The response comes in quickly: “Thanks so much, ABC!”
And so, incestuously, goes the cycle of this treacly mutual admiration society.
What about Godi media? This is the old durbar’s counter-argument. Hasn’t a large section of the print and electronic media become Modi bhakts? That’s absolutely true. The Indian media bends with the breeze. The same channels that were part of the old durbar are now part of the new durbar.
There, however, is a difference. The old durbar had 70 years to embed sycophancy into its DNA. Dynasty, nepotism and corruption were its molecular markers.
The new durbaris moved into Lutyens’ Delhi in 2014, but have not yet acquired the Lutyens’ state of mind. However, the sycophancy that marked the old durbaris is making a comeback. Modi hasn’t done enough to stop it or even reduce it. That could prove a big mistake.
The first cousin of sycophancy is nepotism. We see signs of it everywhere: in BJP’s junior-level political and academic appointments, in quasi-private bodies like BCCI, and in institutions of governance.
A fish rots from the head down. Congress is a living embodiment of that. For BJP, there is a lesson to be learnt. Cut the sycophancy. It ruined the old India.
Everyone talks nostalgically about the “idea of India” as if writing its obituary. The idea of India as defined by Sunil Khilnani in his 1997 book was of a diverse, democratic India in which dynasty, nepotism and corruption were eliminated.
Khilnani was optimistic. In 1997, Congress had been in power for 45 years of India’s 50 independent years: Jawaharlal Nehru, Indira Gandhi and Rajiv Gandhi were in power for 38 of those 45 Congress years; the other seven years were shared by Lal Bahadur Shastri and PV Narasimha Rao.
That was the old idea of India: feudal.
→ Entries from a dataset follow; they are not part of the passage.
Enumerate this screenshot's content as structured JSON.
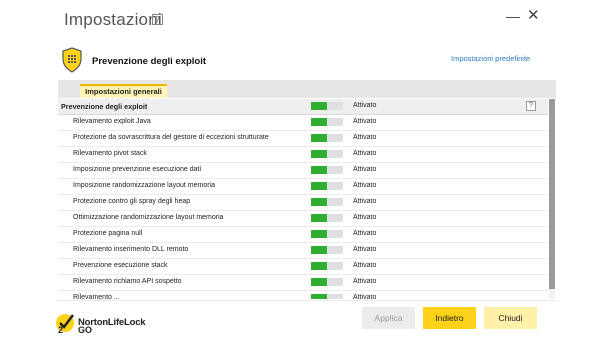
{
  "window": {
    "title": "Impostazioni",
    "help_glyph": "?",
    "minimize_glyph": "—",
    "close_glyph": "✕"
  },
  "section": {
    "icon": "shield-grid-icon",
    "title": "Prevenzione degli exploit",
    "defaults_link": "Impostazioni predefinite"
  },
  "tabs": [
    {
      "label": "Impostazioni generali",
      "active": true
    }
  ],
  "list": {
    "header": {
      "label": "Prevenzione degli exploit",
      "status": "Attivato",
      "help": "?",
      "enabled": true
    },
    "rows": [
      {
        "label": "Rilevamento exploit Java",
        "status": "Attivato",
        "enabled": true
      },
      {
        "label": "Protezione da sovrascrittura del gestore di eccezioni strutturate",
        "status": "Attivato",
        "enabled": true
      },
      {
        "label": "Rilevamento pivot stack",
        "status": "Attivato",
        "enabled": true
      },
      {
        "label": "Imposizione prevenzione esecuzione dati",
        "status": "Attivato",
        "enabled": true
      },
      {
        "label": "Imposizione randomizzazione layout memoria",
        "status": "Attivato",
        "enabled": true
      },
      {
        "label": "Protezione contro gli spray degli heap",
        "status": "Attivato",
        "enabled": true
      },
      {
        "label": "Ottimizzazione randomizzazione layout memoria",
        "status": "Attivato",
        "enabled": true
      },
      {
        "label": "Protezione pagina null",
        "status": "Attivato",
        "enabled": true
      },
      {
        "label": "Rilevamento inserimento DLL remoto",
        "status": "Attivato",
        "enabled": true
      },
      {
        "label": "Prevenzione esecuzione stack",
        "status": "Attivato",
        "enabled": true
      },
      {
        "label": "Rilevamento richiamo API sospetto",
        "status": "Attivato",
        "enabled": true
      },
      {
        "label": "Rilevamento ...",
        "status": "Attivato",
        "enabled": true
      }
    ]
  },
  "footer": {
    "logo_text": "NortonLifeLock",
    "logo_sub": "GO",
    "logo_badge_text": "2",
    "buttons": {
      "apply": "Applica",
      "back": "Indietro",
      "close": "Chiudi"
    }
  },
  "colors": {
    "accent_yellow": "#ffd21a",
    "toggle_on": "#2fae2f",
    "link": "#2a7dc0"
  }
}
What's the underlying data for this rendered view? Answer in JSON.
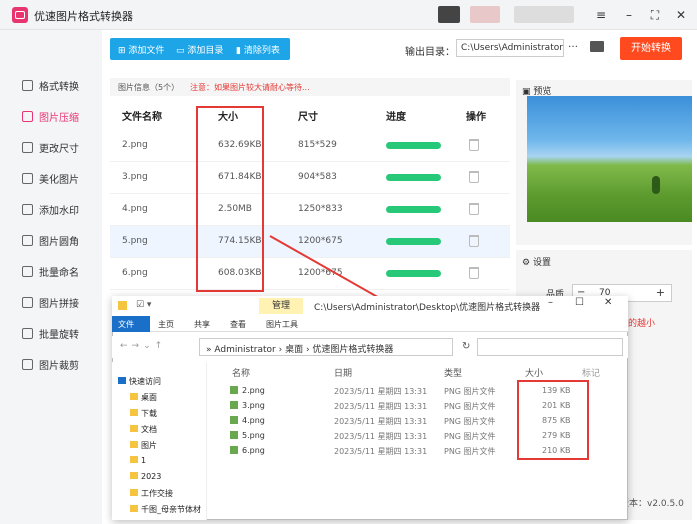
{
  "app": {
    "title": "优速图片格式转换器",
    "version": "版本：v2.0.5.0"
  },
  "sidebar": {
    "items": [
      {
        "label": "格式转换",
        "active": false
      },
      {
        "label": "图片压缩",
        "active": true
      },
      {
        "label": "更改尺寸",
        "active": false
      },
      {
        "label": "美化图片",
        "active": false
      },
      {
        "label": "添加水印",
        "active": false
      },
      {
        "label": "图片圆角",
        "active": false
      },
      {
        "label": "批量命名",
        "active": false
      },
      {
        "label": "图片拼接",
        "active": false
      },
      {
        "label": "批量旋转",
        "active": false
      },
      {
        "label": "图片裁剪",
        "active": false
      }
    ]
  },
  "toolbar": {
    "add_file": "添加文件",
    "add_dir": "添加目录",
    "clear": "清除列表"
  },
  "output": {
    "label": "输出目录：",
    "path": "C:\\Users\\Administrator\\",
    "dots": "…",
    "start": "开始转换"
  },
  "info": {
    "label": "图片信息（5个）",
    "warning": "注意：如果图片较大请耐心等待..."
  },
  "table": {
    "headers": [
      "文件名称",
      "大小",
      "尺寸",
      "进度",
      "操作"
    ],
    "rows": [
      {
        "name": "2.png",
        "size": "632.69KB",
        "dim": "815*529"
      },
      {
        "name": "3.png",
        "size": "671.84KB",
        "dim": "904*583"
      },
      {
        "name": "4.png",
        "size": "2.50MB",
        "dim": "1250*833"
      },
      {
        "name": "5.png",
        "size": "774.15KB",
        "dim": "1200*675"
      },
      {
        "name": "6.png",
        "size": "608.03KB",
        "dim": "1200*675"
      }
    ]
  },
  "preview": {
    "label": "预览"
  },
  "settings": {
    "label": "设置",
    "quality_label": "品质",
    "quality_value": "70",
    "hint": "的越小"
  },
  "explorer": {
    "path_title": "C:\\Users\\Administrator\\Desktop\\优速图片格式转换器",
    "manage": "管理",
    "ribbon": [
      "文件",
      "主页",
      "共享",
      "查看",
      "图片工具"
    ],
    "breadcrumb": [
      "Administrator",
      "桌面",
      "优速图片格式转换器"
    ],
    "nav": [
      "快速访问",
      "桌面",
      "下载",
      "文档",
      "图片",
      "1",
      "2023",
      "工作交接",
      "千图_母亲节体材"
    ],
    "columns": [
      "名称",
      "日期",
      "类型",
      "大小",
      "标记"
    ],
    "files": [
      {
        "name": "2.png",
        "date": "2023/5/11 星期四 13:31",
        "type": "PNG 图片文件",
        "size": "139 KB"
      },
      {
        "name": "3.png",
        "date": "2023/5/11 星期四 13:31",
        "type": "PNG 图片文件",
        "size": "201 KB"
      },
      {
        "name": "4.png",
        "date": "2023/5/11 星期四 13:31",
        "type": "PNG 图片文件",
        "size": "875 KB"
      },
      {
        "name": "5.png",
        "date": "2023/5/11 星期四 13:31",
        "type": "PNG 图片文件",
        "size": "279 KB"
      },
      {
        "name": "6.png",
        "date": "2023/5/11 星期四 13:31",
        "type": "PNG 图片文件",
        "size": "210 KB"
      }
    ]
  },
  "colors": {
    "accent": "#e8356f",
    "toolbar": "#1da5e8",
    "start": "#ff4a1f",
    "progress": "#28c879",
    "highlight": "#e53935"
  }
}
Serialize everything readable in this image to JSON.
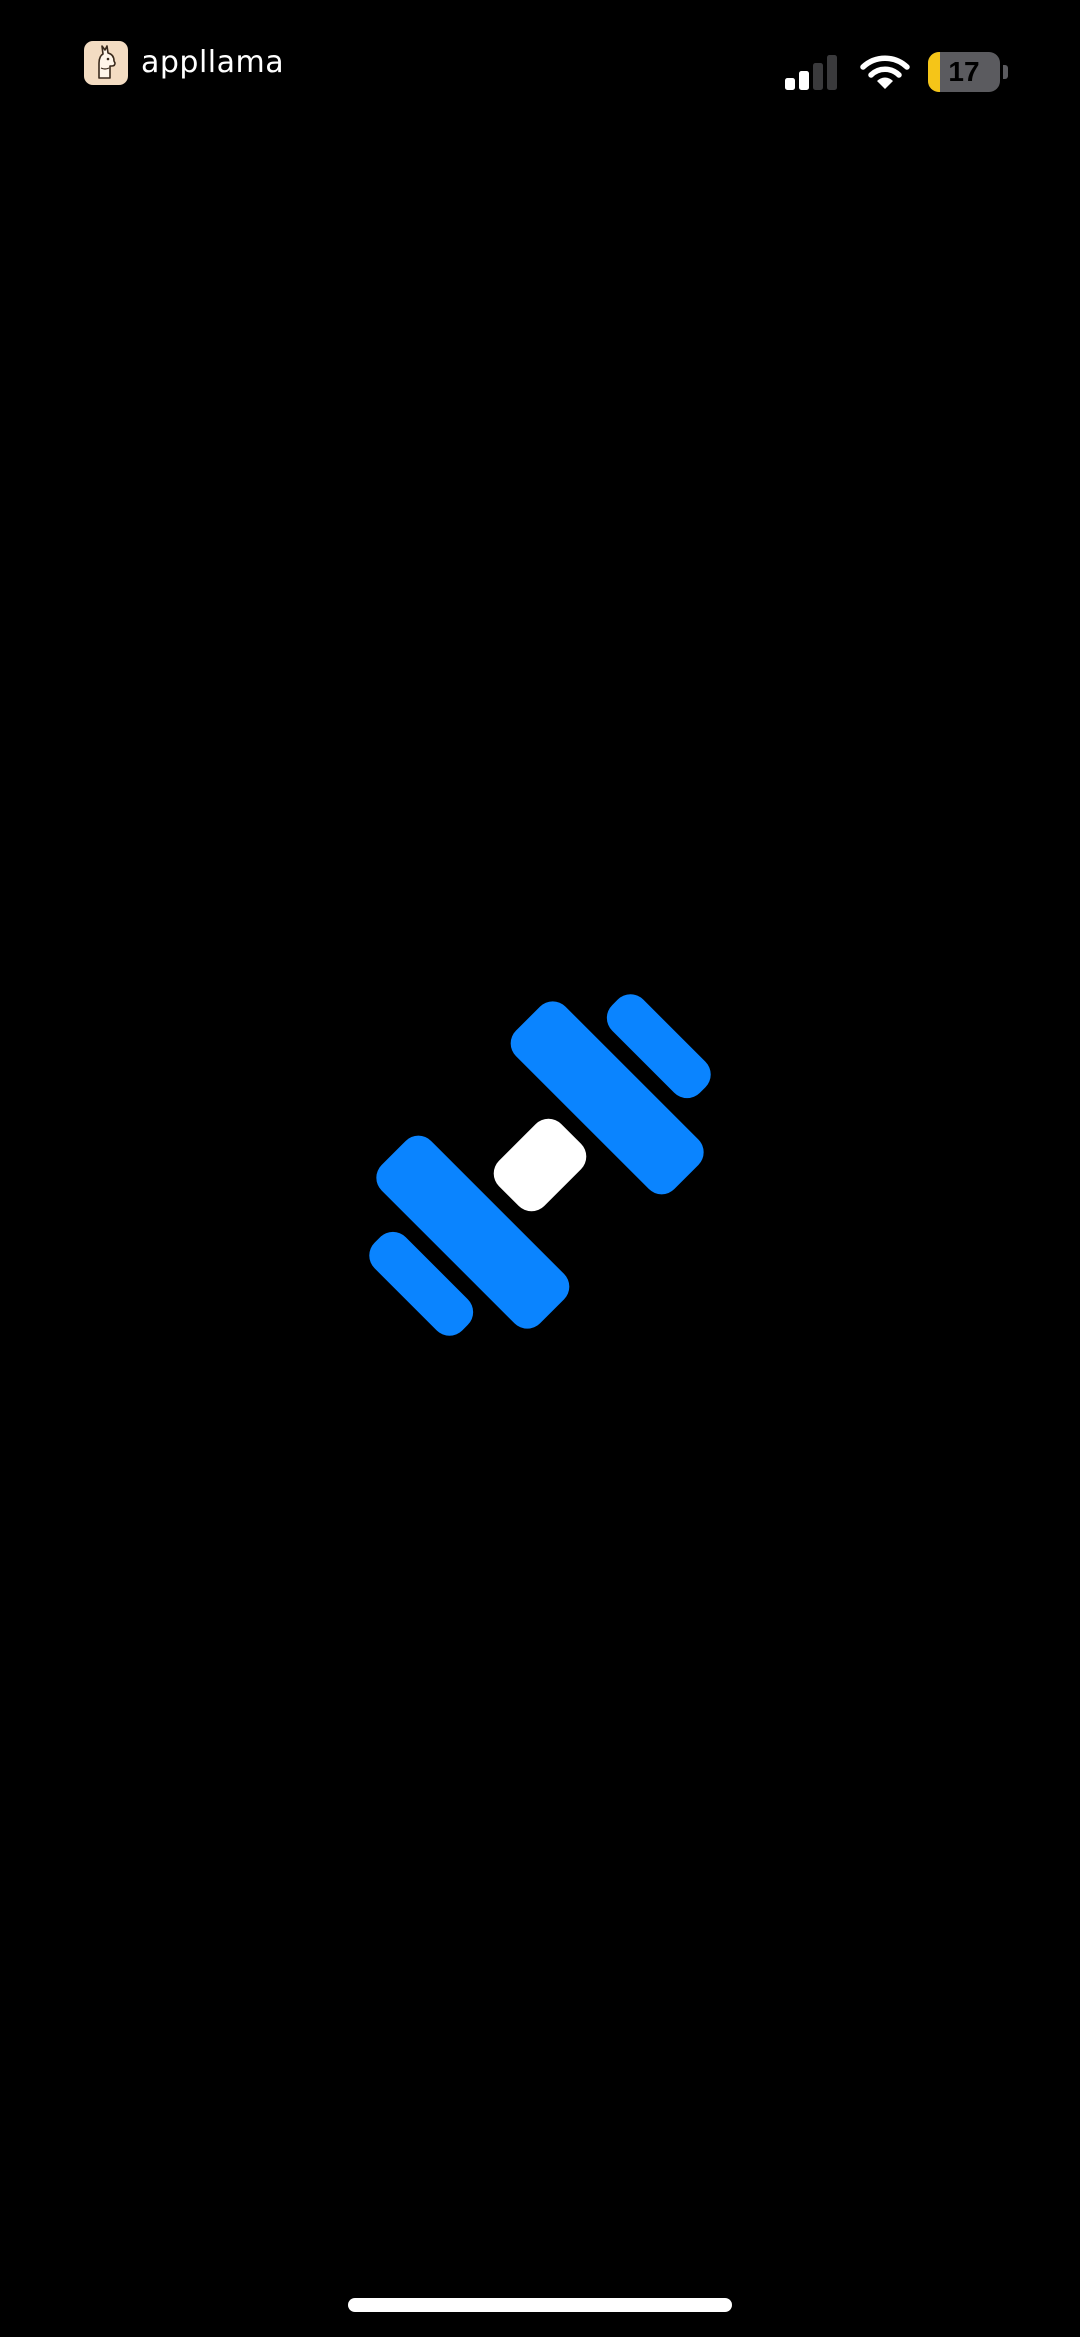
{
  "status_bar": {
    "app_name": "appllama",
    "signal_icon": "cellular-signal-icon",
    "signal_bars_active": 2,
    "signal_bars_total": 4,
    "wifi_icon": "wifi-icon",
    "battery_level": "17",
    "battery_percent": 17,
    "battery_color": "#f5c518"
  },
  "splash": {
    "logo_icon": "dumbbell-icon",
    "plate_color": "#0a84ff",
    "handle_color": "#ffffff"
  },
  "colors": {
    "background": "#000000",
    "accent": "#0a84ff"
  }
}
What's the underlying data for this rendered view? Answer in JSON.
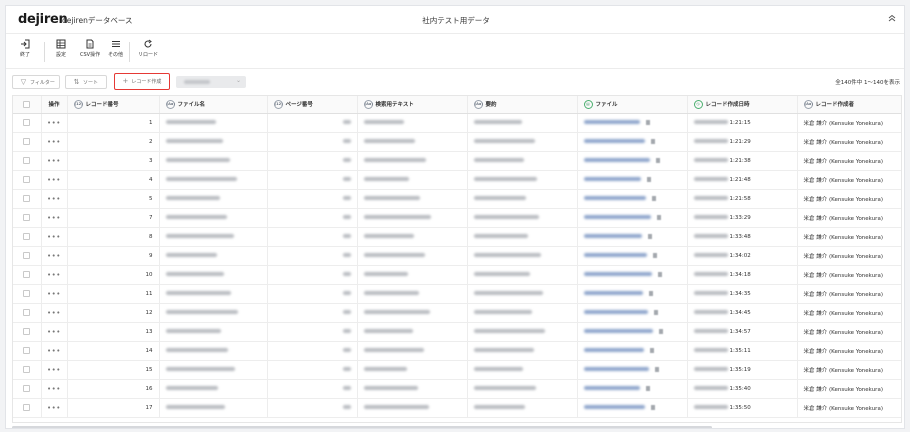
{
  "header": {
    "logo": "dejiren",
    "app_name": "dejirenデータベース",
    "title": "社内テスト用データ",
    "collapse_icon": "chevrons-up-icon"
  },
  "toolbar": {
    "exit": "終了",
    "settings": "設定",
    "csv": "CSV操作",
    "other": "その他",
    "reload": "リロード"
  },
  "controls": {
    "filter": "フィルター",
    "sort": "ソート",
    "create": "レコード作成",
    "record_count": "全140件中 1～140を表示"
  },
  "columns": {
    "op": "操作",
    "record_no": "レコード番号",
    "filename": "ファイル名",
    "page_no": "ページ番号",
    "search_text": "検索用テキスト",
    "summary": "要約",
    "file": "ファイル",
    "created_at": "レコード作成日時",
    "creator": "レコード作成者"
  },
  "column_type_icons": {
    "record_no": "(12)",
    "filename": "(Aa)",
    "page_no": "(12)",
    "search_text": "(Aa)",
    "summary": "(Aa)",
    "file": "file-icon",
    "created_at": "clock-icon",
    "creator": "(Aa)"
  },
  "rows": [
    {
      "no": "1",
      "time": "1:21:15",
      "creator": "米倉 謙介 (Kensuke Yonekura)"
    },
    {
      "no": "2",
      "time": "1:21:29",
      "creator": "米倉 謙介 (Kensuke Yonekura)"
    },
    {
      "no": "3",
      "time": "1:21:38",
      "creator": "米倉 謙介 (Kensuke Yonekura)"
    },
    {
      "no": "4",
      "time": "1:21:48",
      "creator": "米倉 謙介 (Kensuke Yonekura)"
    },
    {
      "no": "5",
      "time": "1:21:58",
      "creator": "米倉 謙介 (Kensuke Yonekura)"
    },
    {
      "no": "7",
      "time": "1:33:29",
      "creator": "米倉 謙介 (Kensuke Yonekura)"
    },
    {
      "no": "8",
      "time": "1:33:48",
      "creator": "米倉 謙介 (Kensuke Yonekura)"
    },
    {
      "no": "9",
      "time": "1:34:02",
      "creator": "米倉 謙介 (Kensuke Yonekura)"
    },
    {
      "no": "10",
      "time": "1:34:18",
      "creator": "米倉 謙介 (Kensuke Yonekura)"
    },
    {
      "no": "11",
      "time": "1:34:35",
      "creator": "米倉 謙介 (Kensuke Yonekura)"
    },
    {
      "no": "12",
      "time": "1:34:45",
      "creator": "米倉 謙介 (Kensuke Yonekura)"
    },
    {
      "no": "13",
      "time": "1:34:57",
      "creator": "米倉 謙介 (Kensuke Yonekura)"
    },
    {
      "no": "14",
      "time": "1:35:11",
      "creator": "米倉 謙介 (Kensuke Yonekura)"
    },
    {
      "no": "15",
      "time": "1:35:19",
      "creator": "米倉 謙介 (Kensuke Yonekura)"
    },
    {
      "no": "16",
      "time": "1:35:40",
      "creator": "米倉 謙介 (Kensuke Yonekura)"
    },
    {
      "no": "17",
      "time": "1:35:50",
      "creator": "米倉 謙介 (Kensuke Yonekura)"
    }
  ],
  "colors": {
    "highlight": "#e53935",
    "date_icon": "#2e8b57"
  }
}
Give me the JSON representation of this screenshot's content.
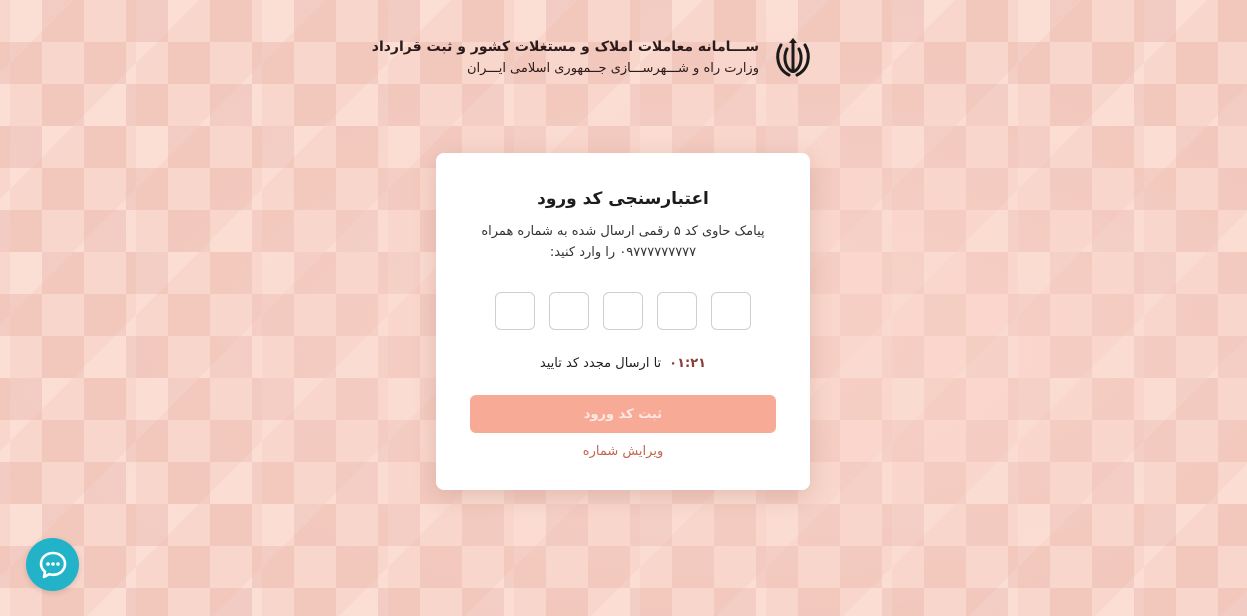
{
  "header": {
    "title": "ســـامانه معاملات املاک و مستغلات کشور و ثبت قرارداد",
    "subtitle": "وزارت راه و شـــهرســـازی جــمهوری اسلامی ایـــران",
    "emblem_icon": "iran-emblem-icon"
  },
  "card": {
    "title": "اعتبارسنجی کد ورود",
    "description_line1": "پیامک حاوی کد ۵ رقمی ارسال شده به شماره همراه",
    "description_line2": "۰۹۷۷۷۷۷۷۷۷۷ را وارد کنید:",
    "otp_digits": [
      "",
      "",
      "",
      "",
      ""
    ],
    "timer": "۰۱:۲۱",
    "timer_label": "تا ارسال مجدد کد تایید",
    "submit_label": "ثبت کد ورود",
    "edit_label": "ویرایش شماره"
  },
  "chat": {
    "icon": "chat-bubble-icon"
  },
  "colors": {
    "accent": "#f7ab96",
    "link": "#c4644f",
    "timer": "#8a3d35",
    "chat": "#22b3c9"
  }
}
The new idea of India must give feudalism a quiet burial.
About The Author
Minhaz Merchant is an author, editor and publisher
Folk goes Feminist Deepansh Duggal
Anxiety to Stay Relevant Amit Khanna
Return to Greatness Zakia Soman